*** Excerpted records Section Begins ***

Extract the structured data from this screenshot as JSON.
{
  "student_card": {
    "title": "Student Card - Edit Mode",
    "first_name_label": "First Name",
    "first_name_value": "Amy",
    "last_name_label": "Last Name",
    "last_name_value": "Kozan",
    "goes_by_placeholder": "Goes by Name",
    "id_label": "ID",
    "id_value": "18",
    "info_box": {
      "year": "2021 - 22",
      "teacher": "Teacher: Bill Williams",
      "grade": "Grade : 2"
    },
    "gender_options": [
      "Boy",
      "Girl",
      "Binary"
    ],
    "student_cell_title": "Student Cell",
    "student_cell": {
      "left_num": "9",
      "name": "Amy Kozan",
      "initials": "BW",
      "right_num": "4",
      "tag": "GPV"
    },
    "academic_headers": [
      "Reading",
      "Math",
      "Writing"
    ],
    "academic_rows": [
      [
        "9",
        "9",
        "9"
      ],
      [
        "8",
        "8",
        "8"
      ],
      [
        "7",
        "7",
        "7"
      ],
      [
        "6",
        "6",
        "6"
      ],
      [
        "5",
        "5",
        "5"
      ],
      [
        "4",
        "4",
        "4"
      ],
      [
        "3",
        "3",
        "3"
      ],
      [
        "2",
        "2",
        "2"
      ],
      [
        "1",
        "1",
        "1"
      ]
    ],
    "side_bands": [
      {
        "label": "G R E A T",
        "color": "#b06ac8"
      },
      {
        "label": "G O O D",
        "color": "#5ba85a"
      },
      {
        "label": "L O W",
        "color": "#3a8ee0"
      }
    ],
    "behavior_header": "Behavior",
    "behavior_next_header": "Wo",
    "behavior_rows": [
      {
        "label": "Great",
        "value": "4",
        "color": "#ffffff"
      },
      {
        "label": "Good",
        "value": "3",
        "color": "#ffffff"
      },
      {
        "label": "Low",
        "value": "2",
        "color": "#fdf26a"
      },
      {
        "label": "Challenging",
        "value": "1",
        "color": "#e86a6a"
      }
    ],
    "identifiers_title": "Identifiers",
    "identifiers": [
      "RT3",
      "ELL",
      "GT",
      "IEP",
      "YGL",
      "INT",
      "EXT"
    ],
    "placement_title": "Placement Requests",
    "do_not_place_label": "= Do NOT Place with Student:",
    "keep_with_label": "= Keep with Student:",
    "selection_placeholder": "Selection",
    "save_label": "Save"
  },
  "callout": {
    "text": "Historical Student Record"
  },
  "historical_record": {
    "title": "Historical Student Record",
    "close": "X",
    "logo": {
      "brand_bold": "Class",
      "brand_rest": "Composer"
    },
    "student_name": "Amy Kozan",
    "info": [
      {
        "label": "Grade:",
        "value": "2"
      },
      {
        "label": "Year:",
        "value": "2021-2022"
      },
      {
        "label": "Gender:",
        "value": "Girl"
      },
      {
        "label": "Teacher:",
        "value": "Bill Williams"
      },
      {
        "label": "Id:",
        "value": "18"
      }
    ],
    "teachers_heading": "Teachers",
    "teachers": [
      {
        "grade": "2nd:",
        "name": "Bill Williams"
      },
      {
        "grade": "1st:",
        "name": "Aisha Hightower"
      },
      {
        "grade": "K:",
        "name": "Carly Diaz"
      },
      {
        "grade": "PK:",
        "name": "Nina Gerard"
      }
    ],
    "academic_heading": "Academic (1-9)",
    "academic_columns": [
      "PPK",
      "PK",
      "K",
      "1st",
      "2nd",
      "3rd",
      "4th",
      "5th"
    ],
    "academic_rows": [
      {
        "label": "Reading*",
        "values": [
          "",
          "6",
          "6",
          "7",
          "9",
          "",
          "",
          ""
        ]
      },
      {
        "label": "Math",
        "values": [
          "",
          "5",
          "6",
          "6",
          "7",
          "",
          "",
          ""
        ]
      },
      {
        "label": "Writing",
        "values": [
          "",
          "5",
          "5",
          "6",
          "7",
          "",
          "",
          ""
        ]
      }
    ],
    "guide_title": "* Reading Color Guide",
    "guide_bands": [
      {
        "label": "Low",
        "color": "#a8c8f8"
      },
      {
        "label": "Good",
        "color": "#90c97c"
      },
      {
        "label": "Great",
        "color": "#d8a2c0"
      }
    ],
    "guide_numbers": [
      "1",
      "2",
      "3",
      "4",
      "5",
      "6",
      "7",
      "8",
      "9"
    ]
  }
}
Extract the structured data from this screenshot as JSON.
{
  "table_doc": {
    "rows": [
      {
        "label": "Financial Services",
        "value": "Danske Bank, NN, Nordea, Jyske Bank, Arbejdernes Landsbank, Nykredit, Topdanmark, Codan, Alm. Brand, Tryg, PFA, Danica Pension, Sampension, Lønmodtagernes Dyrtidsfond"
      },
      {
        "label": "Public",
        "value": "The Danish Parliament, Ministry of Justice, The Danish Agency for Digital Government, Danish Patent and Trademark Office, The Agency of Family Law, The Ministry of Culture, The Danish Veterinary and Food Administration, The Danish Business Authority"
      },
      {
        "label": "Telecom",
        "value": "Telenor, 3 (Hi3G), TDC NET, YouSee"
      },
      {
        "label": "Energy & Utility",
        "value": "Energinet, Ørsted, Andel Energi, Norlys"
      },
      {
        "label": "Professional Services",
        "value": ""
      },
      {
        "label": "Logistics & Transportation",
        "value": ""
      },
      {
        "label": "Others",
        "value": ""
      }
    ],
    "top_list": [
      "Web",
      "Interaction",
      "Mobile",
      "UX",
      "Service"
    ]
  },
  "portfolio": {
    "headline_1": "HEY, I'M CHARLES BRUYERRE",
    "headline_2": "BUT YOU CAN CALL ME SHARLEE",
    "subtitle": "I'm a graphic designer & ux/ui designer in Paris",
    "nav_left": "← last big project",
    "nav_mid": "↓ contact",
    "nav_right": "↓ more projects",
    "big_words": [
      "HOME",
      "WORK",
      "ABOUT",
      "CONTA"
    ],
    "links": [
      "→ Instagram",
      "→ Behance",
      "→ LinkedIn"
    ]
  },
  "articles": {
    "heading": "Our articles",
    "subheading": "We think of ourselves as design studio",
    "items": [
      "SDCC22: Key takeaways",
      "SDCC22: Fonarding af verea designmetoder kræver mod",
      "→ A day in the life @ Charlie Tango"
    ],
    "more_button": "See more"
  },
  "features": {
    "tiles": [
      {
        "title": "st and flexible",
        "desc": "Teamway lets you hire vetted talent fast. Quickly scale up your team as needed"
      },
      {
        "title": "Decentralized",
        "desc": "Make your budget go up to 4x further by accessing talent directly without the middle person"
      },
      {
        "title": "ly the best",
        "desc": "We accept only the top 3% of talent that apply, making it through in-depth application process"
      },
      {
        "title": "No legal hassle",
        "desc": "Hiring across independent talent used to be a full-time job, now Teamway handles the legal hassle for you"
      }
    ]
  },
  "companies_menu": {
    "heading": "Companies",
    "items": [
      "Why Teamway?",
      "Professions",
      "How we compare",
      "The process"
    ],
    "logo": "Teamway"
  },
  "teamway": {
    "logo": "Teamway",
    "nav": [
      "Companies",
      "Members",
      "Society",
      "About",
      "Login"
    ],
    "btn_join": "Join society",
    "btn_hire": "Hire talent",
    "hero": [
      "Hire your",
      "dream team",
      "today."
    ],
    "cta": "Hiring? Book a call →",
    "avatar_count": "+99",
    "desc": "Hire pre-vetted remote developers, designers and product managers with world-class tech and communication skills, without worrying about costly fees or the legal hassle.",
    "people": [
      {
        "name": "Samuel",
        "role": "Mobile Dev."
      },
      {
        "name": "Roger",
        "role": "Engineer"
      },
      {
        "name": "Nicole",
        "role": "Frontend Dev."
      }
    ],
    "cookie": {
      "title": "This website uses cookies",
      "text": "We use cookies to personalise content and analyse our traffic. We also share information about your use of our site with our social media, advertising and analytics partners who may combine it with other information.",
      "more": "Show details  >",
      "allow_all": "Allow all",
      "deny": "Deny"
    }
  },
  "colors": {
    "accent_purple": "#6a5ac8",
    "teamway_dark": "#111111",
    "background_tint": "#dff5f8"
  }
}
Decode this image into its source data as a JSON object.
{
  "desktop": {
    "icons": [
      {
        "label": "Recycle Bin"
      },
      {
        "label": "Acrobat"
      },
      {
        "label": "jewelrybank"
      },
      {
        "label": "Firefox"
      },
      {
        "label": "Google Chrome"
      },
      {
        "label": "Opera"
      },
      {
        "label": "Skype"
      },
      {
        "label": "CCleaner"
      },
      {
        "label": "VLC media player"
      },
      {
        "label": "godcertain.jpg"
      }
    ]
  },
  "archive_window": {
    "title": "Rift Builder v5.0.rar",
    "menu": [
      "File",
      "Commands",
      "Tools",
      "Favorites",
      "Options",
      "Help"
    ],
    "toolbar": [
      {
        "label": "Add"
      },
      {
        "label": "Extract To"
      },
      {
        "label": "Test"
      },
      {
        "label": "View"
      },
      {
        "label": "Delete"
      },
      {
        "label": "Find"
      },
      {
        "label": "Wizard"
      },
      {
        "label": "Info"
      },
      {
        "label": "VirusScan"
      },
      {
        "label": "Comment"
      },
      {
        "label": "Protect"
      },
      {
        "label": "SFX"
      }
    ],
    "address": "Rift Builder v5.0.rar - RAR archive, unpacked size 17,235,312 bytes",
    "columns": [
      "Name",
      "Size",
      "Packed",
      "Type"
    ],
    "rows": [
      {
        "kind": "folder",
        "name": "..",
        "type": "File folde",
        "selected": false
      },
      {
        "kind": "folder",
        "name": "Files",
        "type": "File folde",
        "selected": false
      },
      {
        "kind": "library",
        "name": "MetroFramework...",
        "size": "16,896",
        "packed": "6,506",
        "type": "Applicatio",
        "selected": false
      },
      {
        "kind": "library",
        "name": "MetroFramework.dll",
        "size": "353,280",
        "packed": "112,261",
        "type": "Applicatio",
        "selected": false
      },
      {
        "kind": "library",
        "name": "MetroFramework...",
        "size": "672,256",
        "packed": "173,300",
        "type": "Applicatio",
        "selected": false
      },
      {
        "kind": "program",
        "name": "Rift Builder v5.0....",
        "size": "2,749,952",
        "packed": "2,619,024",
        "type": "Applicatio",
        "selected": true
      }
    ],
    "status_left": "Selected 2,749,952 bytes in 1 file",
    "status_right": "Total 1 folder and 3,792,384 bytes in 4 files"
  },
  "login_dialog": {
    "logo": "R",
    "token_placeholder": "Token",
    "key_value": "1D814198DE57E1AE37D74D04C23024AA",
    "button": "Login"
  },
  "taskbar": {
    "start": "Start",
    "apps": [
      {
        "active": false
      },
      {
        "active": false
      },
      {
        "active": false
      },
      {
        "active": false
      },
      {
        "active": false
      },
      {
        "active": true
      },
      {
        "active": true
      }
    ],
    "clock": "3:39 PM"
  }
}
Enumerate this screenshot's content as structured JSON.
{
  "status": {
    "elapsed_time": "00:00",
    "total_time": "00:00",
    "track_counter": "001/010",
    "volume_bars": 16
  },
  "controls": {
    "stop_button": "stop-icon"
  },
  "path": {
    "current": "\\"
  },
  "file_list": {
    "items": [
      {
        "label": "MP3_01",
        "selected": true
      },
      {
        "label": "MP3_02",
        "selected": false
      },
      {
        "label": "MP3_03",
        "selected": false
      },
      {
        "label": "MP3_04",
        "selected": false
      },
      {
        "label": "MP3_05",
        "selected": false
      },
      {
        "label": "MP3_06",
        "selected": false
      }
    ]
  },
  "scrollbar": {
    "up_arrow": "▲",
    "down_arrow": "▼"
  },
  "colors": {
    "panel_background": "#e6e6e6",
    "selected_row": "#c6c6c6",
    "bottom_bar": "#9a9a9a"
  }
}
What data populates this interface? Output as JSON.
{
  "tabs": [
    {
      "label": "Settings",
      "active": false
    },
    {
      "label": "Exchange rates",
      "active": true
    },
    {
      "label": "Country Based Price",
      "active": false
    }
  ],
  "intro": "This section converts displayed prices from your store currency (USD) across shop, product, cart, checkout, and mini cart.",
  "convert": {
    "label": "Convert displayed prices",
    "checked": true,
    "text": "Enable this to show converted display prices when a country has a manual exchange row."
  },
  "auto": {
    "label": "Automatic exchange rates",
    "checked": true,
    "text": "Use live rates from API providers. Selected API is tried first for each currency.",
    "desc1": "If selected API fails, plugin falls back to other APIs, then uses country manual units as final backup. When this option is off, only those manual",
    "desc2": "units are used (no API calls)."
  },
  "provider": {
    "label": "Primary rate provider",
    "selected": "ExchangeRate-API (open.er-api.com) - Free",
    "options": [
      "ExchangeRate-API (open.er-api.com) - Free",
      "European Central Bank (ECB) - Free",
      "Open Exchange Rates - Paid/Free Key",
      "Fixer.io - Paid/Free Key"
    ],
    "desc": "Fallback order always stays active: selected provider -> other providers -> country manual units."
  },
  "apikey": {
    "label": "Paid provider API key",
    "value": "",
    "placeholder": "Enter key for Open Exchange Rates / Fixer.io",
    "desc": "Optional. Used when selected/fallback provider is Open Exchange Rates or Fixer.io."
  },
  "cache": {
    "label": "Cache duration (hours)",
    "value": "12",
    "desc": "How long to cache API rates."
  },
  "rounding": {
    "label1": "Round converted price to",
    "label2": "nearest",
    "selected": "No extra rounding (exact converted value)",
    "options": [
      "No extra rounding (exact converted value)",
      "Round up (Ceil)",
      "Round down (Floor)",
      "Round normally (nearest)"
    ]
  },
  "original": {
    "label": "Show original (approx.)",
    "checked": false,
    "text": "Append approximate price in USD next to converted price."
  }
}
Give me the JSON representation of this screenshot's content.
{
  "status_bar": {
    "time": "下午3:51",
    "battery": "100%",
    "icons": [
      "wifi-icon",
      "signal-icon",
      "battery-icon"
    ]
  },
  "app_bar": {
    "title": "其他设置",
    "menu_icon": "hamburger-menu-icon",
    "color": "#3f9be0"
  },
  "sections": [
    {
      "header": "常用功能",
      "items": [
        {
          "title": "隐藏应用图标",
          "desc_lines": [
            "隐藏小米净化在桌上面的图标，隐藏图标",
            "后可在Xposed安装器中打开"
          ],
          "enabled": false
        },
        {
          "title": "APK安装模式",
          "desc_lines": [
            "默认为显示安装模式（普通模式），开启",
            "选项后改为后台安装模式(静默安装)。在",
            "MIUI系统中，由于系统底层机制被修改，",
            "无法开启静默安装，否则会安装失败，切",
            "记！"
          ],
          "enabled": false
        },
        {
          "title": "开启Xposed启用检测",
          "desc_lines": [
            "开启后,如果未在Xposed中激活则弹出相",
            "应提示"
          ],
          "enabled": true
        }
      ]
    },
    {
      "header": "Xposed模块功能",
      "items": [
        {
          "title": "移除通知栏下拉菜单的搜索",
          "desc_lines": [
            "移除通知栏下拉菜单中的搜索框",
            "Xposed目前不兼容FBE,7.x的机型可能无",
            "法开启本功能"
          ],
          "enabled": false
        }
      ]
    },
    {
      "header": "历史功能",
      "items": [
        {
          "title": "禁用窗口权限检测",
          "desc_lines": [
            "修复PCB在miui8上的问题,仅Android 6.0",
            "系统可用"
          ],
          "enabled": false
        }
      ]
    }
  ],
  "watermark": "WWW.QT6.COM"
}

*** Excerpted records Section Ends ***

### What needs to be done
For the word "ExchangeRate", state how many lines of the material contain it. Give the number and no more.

### Your response
2